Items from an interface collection
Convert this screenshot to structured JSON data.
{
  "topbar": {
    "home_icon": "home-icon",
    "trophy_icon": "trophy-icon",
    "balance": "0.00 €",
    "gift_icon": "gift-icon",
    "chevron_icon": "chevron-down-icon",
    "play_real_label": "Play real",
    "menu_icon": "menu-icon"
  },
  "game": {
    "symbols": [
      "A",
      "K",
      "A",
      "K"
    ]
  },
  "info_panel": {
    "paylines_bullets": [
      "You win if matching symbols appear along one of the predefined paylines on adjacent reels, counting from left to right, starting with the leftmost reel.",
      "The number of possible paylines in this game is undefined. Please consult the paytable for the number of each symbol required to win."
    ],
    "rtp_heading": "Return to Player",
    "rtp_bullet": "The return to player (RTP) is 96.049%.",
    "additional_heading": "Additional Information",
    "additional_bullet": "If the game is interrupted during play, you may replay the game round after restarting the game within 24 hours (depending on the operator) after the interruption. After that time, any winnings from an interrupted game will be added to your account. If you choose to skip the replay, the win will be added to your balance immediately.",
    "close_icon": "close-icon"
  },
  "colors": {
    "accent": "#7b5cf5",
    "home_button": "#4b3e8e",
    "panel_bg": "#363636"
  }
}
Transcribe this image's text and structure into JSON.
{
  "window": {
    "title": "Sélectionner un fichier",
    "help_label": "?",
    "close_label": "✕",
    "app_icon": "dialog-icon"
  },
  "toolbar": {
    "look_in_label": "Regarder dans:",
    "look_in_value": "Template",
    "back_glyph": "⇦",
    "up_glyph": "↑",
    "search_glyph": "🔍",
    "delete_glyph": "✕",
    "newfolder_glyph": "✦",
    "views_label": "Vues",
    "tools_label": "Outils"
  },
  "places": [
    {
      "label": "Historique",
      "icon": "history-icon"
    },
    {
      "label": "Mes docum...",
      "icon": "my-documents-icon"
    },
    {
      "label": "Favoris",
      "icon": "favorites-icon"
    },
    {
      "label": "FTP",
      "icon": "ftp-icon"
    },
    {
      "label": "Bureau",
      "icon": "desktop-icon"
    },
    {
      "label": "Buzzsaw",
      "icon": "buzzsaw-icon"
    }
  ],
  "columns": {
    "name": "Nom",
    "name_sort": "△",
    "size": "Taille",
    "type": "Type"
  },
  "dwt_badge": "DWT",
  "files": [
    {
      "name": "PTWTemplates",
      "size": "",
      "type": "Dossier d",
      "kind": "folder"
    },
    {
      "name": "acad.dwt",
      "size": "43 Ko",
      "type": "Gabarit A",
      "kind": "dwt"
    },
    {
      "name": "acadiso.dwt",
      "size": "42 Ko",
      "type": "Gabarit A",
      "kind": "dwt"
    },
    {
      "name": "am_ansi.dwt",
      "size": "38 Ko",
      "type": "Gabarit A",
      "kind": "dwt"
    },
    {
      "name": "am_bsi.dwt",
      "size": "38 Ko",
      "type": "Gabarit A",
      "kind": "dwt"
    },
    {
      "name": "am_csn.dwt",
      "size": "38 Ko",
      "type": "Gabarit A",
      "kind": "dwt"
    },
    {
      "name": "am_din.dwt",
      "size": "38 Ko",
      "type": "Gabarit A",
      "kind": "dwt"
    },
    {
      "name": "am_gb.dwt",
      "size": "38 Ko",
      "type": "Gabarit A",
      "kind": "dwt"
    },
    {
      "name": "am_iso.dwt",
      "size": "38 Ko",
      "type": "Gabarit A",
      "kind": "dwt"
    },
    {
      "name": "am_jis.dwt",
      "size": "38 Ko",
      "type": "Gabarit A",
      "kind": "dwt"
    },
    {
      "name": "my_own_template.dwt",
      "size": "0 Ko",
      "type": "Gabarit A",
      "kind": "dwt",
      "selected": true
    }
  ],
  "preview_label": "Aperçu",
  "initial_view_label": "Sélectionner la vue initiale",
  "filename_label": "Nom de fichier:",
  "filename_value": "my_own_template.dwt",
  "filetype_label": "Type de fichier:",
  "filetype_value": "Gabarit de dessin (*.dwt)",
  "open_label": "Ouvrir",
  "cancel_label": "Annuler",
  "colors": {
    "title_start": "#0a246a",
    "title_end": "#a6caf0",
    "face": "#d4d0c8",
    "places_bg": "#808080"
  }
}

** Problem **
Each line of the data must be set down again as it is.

** Task solution **
Convert this screenshot to structured JSON data.
{
  "topbar": {
    "home_icon": "home-icon",
    "trophy_icon": "trophy-icon",
    "balance": "0.00 €",
    "gift_icon": "gift-icon",
    "chevron_icon": "chevron-down-icon",
    "play_real_label": "Play real",
    "menu_icon": "menu-icon"
  },
  "game": {
    "symbols": [
      "A",
      "K",
      "A",
      "K"
    ]
  },
  "info_panel": {
    "paylines_bullets": [
      "You win if matching symbols appear along one of the predefined paylines on adjacent reels, counting from left to right, starting with the leftmost reel.",
      "The number of possible paylines in this game is undefined. Please consult the paytable for the number of each symbol required to win."
    ],
    "rtp_heading": "Return to Player",
    "rtp_bullet": "The return to player (RTP) is 96.049%.",
    "additional_heading": "Additional Information",
    "additional_bullet": "If the game is interrupted during play, you may replay the game round after restarting the game within 24 hours (depending on the operator) after the interruption. After that time, any winnings from an interrupted game will be added to your account. If you choose to skip the replay, the win will be added to your balance immediately.",
    "close_icon": "close-icon"
  },
  "colors": {
    "accent": "#7b5cf5",
    "home_button": "#4b3e8e",
    "panel_bg": "#363636"
  }
}
Transcribe this image's text and structure into JSON.
{
  "window": {
    "title": "Sélectionner un fichier",
    "help_label": "?",
    "close_label": "✕",
    "app_icon": "dialog-icon"
  },
  "toolbar": {
    "look_in_label": "Regarder dans:",
    "look_in_value": "Template",
    "back_glyph": "⇦",
    "up_glyph": "↑",
    "search_glyph": "🔍",
    "delete_glyph": "✕",
    "newfolder_glyph": "✦",
    "views_label": "Vues",
    "tools_label": "Outils"
  },
  "places": [
    {
      "label": "Historique",
      "icon": "history-icon"
    },
    {
      "label": "Mes docum...",
      "icon": "my-documents-icon"
    },
    {
      "label": "Favoris",
      "icon": "favorites-icon"
    },
    {
      "label": "FTP",
      "icon": "ftp-icon"
    },
    {
      "label": "Bureau",
      "icon": "desktop-icon"
    },
    {
      "label": "Buzzsaw",
      "icon": "buzzsaw-icon"
    }
  ],
  "columns": {
    "name": "Nom",
    "name_sort": "△",
    "size": "Taille",
    "type": "Type"
  },
  "dwt_badge": "DWT",
  "files": [
    {
      "name": "PTWTemplates",
      "size": "",
      "type": "Dossier d",
      "kind": "folder"
    },
    {
      "name": "acad.dwt",
      "size": "43 Ko",
      "type": "Gabarit A",
      "kind": "dwt"
    },
    {
      "name": "acadiso.dwt",
      "size": "42 Ko",
      "type": "Gabarit A",
      "kind": "dwt"
    },
    {
      "name": "am_ansi.dwt",
      "size": "38 Ko",
      "type": "Gabarit A",
      "kind": "dwt"
    },
    {
      "name": "am_bsi.dwt",
      "size": "38 Ko",
      "type": "Gabarit A",
      "kind": "dwt"
    },
    {
      "name": "am_csn.dwt",
      "size": "38 Ko",
      "type": "Gabarit A",
      "kind": "dwt"
    },
    {
      "name": "am_din.dwt",
      "size": "38 Ko",
      "type": "Gabarit A",
      "kind": "dwt"
    },
    {
      "name": "am_gb.dwt",
      "size": "38 Ko",
      "type": "Gabarit A",
      "kind": "dwt"
    },
    {
      "name": "am_iso.dwt",
      "size": "38 Ko",
      "type": "Gabarit A",
      "kind": "dwt"
    },
    {
      "name": "am_jis.dwt",
      "size": "38 Ko",
      "type": "Gabarit A",
      "kind": "dwt"
    },
    {
      "name": "my_own_template.dwt",
      "size": "0 Ko",
      "type": "Gabarit A",
      "kind": "dwt",
      "selected": true
    }
  ],
  "preview_label": "Aperçu",
  "initial_view_label": "Sélectionner la vue initiale",
  "filename_label": "Nom de fichier:",
  "filename_value": "my_own_template.dwt",
  "filetype_label": "Type de fichier:",
  "filetype_value": "Gabarit de dessin (*.dwt)",
  "open_label": "Ouvrir",
  "cancel_label": "Annuler",
  "colors": {
    "title_start": "#0a246a",
    "title_end": "#a6caf0",
    "face": "#d4d0c8",
    "places_bg": "#808080"
  }
}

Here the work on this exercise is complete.